-- DATA FOR PROCESSING follows --
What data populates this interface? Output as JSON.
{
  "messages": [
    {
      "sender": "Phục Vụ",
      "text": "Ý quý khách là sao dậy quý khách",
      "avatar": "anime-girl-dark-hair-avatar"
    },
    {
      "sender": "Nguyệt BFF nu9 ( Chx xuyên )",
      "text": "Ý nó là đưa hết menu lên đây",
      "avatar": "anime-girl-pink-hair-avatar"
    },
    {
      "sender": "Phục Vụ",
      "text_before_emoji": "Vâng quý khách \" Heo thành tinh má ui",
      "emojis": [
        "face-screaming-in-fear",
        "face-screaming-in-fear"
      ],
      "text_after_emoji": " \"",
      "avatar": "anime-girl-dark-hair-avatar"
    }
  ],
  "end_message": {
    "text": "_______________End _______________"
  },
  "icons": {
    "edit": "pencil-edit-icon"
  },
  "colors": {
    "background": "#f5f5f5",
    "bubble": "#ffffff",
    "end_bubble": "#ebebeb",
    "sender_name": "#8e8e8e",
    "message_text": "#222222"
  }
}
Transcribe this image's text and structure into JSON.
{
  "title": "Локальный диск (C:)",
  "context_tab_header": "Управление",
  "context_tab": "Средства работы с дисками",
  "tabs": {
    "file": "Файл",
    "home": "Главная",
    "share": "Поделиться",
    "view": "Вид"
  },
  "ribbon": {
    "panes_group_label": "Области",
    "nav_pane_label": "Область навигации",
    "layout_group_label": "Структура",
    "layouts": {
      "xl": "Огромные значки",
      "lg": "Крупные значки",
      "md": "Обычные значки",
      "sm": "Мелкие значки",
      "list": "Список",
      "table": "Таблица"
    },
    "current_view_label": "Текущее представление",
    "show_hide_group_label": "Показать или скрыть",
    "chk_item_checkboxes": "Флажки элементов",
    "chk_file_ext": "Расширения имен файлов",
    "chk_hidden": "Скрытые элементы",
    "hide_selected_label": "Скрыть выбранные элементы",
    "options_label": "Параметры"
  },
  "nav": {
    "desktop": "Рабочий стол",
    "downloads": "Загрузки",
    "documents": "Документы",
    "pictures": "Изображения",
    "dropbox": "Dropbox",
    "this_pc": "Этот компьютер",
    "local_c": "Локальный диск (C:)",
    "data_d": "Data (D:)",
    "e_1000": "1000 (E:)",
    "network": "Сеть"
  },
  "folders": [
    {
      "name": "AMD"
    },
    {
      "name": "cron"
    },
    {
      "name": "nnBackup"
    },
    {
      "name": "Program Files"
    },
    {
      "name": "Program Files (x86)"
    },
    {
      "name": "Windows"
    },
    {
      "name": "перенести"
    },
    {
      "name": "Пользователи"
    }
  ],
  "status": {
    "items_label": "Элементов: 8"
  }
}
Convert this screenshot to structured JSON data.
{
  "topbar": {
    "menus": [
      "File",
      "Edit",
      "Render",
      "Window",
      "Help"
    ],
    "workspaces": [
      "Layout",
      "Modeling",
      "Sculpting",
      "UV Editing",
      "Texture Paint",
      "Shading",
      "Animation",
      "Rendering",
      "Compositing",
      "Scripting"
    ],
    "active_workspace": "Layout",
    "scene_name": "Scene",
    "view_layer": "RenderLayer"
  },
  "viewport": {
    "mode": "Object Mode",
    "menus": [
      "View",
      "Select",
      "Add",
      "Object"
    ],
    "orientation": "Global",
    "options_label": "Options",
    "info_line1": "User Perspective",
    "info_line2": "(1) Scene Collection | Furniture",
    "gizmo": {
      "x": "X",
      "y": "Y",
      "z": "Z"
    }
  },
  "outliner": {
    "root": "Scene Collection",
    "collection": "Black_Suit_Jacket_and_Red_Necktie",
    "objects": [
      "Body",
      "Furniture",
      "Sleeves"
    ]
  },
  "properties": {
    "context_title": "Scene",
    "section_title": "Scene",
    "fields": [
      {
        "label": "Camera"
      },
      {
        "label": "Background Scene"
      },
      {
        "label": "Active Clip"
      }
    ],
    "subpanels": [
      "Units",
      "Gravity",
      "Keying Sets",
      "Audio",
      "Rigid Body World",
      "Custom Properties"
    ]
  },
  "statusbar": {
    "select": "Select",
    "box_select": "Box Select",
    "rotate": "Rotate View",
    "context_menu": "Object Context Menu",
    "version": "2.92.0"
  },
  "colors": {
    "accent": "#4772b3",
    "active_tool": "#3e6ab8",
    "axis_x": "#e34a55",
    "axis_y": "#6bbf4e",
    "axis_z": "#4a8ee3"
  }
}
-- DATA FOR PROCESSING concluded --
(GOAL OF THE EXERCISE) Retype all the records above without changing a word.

(EXERCISE RESPONSE)
What data populates this interface? Output as JSON.
{
  "messages": [
    {
      "sender": "Phục Vụ",
      "text": "Ý quý khách là sao dậy quý khách",
      "avatar": "anime-girl-dark-hair-avatar"
    },
    {
      "sender": "Nguyệt BFF nu9 ( Chx xuyên )",
      "text": "Ý nó là đưa hết menu lên đây",
      "avatar": "anime-girl-pink-hair-avatar"
    },
    {
      "sender": "Phục Vụ",
      "text_before_emoji": "Vâng quý khách \" Heo thành tinh má ui",
      "emojis": [
        "face-screaming-in-fear",
        "face-screaming-in-fear"
      ],
      "text_after_emoji": " \"",
      "avatar": "anime-girl-dark-hair-avatar"
    }
  ],
  "end_message": {
    "text": "_______________End _______________"
  },
  "icons": {
    "edit": "pencil-edit-icon"
  },
  "colors": {
    "background": "#f5f5f5",
    "bubble": "#ffffff",
    "end_bubble": "#ebebeb",
    "sender_name": "#8e8e8e",
    "message_text": "#222222"
  }
}
Transcribe this image's text and structure into JSON.
{
  "title": "Локальный диск (C:)",
  "context_tab_header": "Управление",
  "context_tab": "Средства работы с дисками",
  "tabs": {
    "file": "Файл",
    "home": "Главная",
    "share": "Поделиться",
    "view": "Вид"
  },
  "ribbon": {
    "panes_group_label": "Области",
    "nav_pane_label": "Область навигации",
    "layout_group_label": "Структура",
    "layouts": {
      "xl": "Огромные значки",
      "lg": "Крупные значки",
      "md": "Обычные значки",
      "sm": "Мелкие значки",
      "list": "Список",
      "table": "Таблица"
    },
    "current_view_label": "Текущее представление",
    "show_hide_group_label": "Показать или скрыть",
    "chk_item_checkboxes": "Флажки элементов",
    "chk_file_ext": "Расширения имен файлов",
    "chk_hidden": "Скрытые элементы",
    "hide_selected_label": "Скрыть выбранные элементы",
    "options_label": "Параметры"
  },
  "nav": {
    "desktop": "Рабочий стол",
    "downloads": "Загрузки",
    "documents": "Документы",
    "pictures": "Изображения",
    "dropbox": "Dropbox",
    "this_pc": "Этот компьютер",
    "local_c": "Локальный диск (C:)",
    "data_d": "Data (D:)",
    "e_1000": "1000 (E:)",
    "network": "Сеть"
  },
  "folders": [
    {
      "name": "AMD"
    },
    {
      "name": "cron"
    },
    {
      "name": "nnBackup"
    },
    {
      "name": "Program Files"
    },
    {
      "name": "Program Files (x86)"
    },
    {
      "name": "Windows"
    },
    {
      "name": "перенести"
    },
    {
      "name": "Пользователи"
    }
  ],
  "status": {
    "items_label": "Элементов: 8"
  }
}
Convert this screenshot to structured JSON data.
{
  "topbar": {
    "menus": [
      "File",
      "Edit",
      "Render",
      "Window",
      "Help"
    ],
    "workspaces": [
      "Layout",
      "Modeling",
      "Sculpting",
      "UV Editing",
      "Texture Paint",
      "Shading",
      "Animation",
      "Rendering",
      "Compositing",
      "Scripting"
    ],
    "active_workspace": "Layout",
    "scene_name": "Scene",
    "view_layer": "RenderLayer"
  },
  "viewport": {
    "mode": "Object Mode",
    "menus": [
      "View",
      "Select",
      "Add",
      "Object"
    ],
    "orientation": "Global",
    "options_label": "Options",
    "info_line1": "User Perspective",
    "info_line2": "(1) Scene Collection | Furniture",
    "gizmo": {
      "x": "X",
      "y": "Y",
      "z": "Z"
    }
  },
  "outliner": {
    "root": "Scene Collection",
    "collection": "Black_Suit_Jacket_and_Red_Necktie",
    "objects": [
      "Body",
      "Furniture",
      "Sleeves"
    ]
  },
  "properties": {
    "context_title": "Scene",
    "section_title": "Scene",
    "fields": [
      {
        "label": "Camera"
      },
      {
        "label": "Background Scene"
      },
      {
        "label": "Active Clip"
      }
    ],
    "subpanels": [
      "Units",
      "Gravity",
      "Keying Sets",
      "Audio",
      "Rigid Body World",
      "Custom Properties"
    ]
  },
  "statusbar": {
    "select": "Select",
    "box_select": "Box Select",
    "rotate": "Rotate View",
    "context_menu": "Object Context Menu",
    "version": "2.92.0"
  },
  "colors": {
    "accent": "#4772b3",
    "active_tool": "#3e6ab8",
    "axis_x": "#e34a55",
    "axis_y": "#6bbf4e",
    "axis_z": "#4a8ee3"
  }
}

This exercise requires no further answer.